- WHAT YOU NEED TO DO
From the first line to the last, write out the listing exactly.
START SUPPLIED RECORDS
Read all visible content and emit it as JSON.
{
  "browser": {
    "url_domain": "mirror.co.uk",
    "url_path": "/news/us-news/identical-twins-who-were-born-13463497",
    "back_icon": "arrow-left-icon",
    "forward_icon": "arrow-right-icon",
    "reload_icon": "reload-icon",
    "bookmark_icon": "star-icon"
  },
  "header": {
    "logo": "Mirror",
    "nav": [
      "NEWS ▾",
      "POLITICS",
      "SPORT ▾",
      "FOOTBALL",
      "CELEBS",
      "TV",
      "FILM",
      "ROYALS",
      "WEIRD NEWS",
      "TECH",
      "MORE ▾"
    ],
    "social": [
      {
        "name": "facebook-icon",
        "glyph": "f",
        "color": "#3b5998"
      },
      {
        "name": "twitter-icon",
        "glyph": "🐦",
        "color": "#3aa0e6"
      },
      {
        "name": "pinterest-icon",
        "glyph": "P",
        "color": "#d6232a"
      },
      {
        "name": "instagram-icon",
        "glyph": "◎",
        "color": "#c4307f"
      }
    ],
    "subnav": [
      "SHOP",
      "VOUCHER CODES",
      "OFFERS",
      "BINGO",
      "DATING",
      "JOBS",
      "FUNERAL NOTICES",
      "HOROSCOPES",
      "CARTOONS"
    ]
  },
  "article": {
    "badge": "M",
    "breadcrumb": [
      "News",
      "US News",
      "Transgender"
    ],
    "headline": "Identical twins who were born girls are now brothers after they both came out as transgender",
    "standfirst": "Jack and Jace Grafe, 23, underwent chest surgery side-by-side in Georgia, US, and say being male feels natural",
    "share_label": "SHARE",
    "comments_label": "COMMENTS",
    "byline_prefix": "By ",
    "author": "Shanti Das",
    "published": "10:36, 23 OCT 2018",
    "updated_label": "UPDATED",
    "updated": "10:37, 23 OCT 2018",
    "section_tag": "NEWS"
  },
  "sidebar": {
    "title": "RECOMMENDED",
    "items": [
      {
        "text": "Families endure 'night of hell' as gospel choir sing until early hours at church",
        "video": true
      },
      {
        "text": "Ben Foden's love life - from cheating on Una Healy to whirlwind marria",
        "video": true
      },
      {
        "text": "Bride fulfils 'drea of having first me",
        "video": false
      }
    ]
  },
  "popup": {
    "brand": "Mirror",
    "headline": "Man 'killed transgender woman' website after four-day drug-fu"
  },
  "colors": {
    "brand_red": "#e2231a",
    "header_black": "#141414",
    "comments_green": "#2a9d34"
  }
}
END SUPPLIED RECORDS
- RESPONSE BELOW
Read all visible content and emit it as JSON.
{
  "browser": {
    "url_domain": "mirror.co.uk",
    "url_path": "/news/us-news/identical-twins-who-were-born-13463497",
    "back_icon": "arrow-left-icon",
    "forward_icon": "arrow-right-icon",
    "reload_icon": "reload-icon",
    "bookmark_icon": "star-icon"
  },
  "header": {
    "logo": "Mirror",
    "nav": [
      "NEWS ▾",
      "POLITICS",
      "SPORT ▾",
      "FOOTBALL",
      "CELEBS",
      "TV",
      "FILM",
      "ROYALS",
      "WEIRD NEWS",
      "TECH",
      "MORE ▾"
    ],
    "social": [
      {
        "name": "facebook-icon",
        "glyph": "f",
        "color": "#3b5998"
      },
      {
        "name": "twitter-icon",
        "glyph": "🐦",
        "color": "#3aa0e6"
      },
      {
        "name": "pinterest-icon",
        "glyph": "P",
        "color": "#d6232a"
      },
      {
        "name": "instagram-icon",
        "glyph": "◎",
        "color": "#c4307f"
      }
    ],
    "subnav": [
      "SHOP",
      "VOUCHER CODES",
      "OFFERS",
      "BINGO",
      "DATING",
      "JOBS",
      "FUNERAL NOTICES",
      "HOROSCOPES",
      "CARTOONS"
    ]
  },
  "article": {
    "badge": "M",
    "breadcrumb": [
      "News",
      "US News",
      "Transgender"
    ],
    "headline": "Identical twins who were born girls are now brothers after they both came out as transgender",
    "standfirst": "Jack and Jace Grafe, 23, underwent chest surgery side-by-side in Georgia, US, and say being male feels natural",
    "share_label": "SHARE",
    "comments_label": "COMMENTS",
    "byline_prefix": "By ",
    "author": "Shanti Das",
    "published": "10:36, 23 OCT 2018",
    "updated_label": "UPDATED",
    "updated": "10:37, 23 OCT 2018",
    "section_tag": "NEWS"
  },
  "sidebar": {
    "title": "RECOMMENDED",
    "items": [
      {
        "text": "Families endure 'night of hell' as gospel choir sing until early hours at church",
        "video": true
      },
      {
        "text": "Ben Foden's love life - from cheating on Una Healy to whirlwind marria",
        "video": true
      },
      {
        "text": "Bride fulfils 'drea of having first me",
        "video": false
      }
    ]
  },
  "popup": {
    "brand": "Mirror",
    "headline": "Man 'killed transgender woman' website after four-day drug-fu"
  },
  "colors": {
    "brand_red": "#e2231a",
    "header_black": "#141414",
    "comments_green": "#2a9d34"
  }
}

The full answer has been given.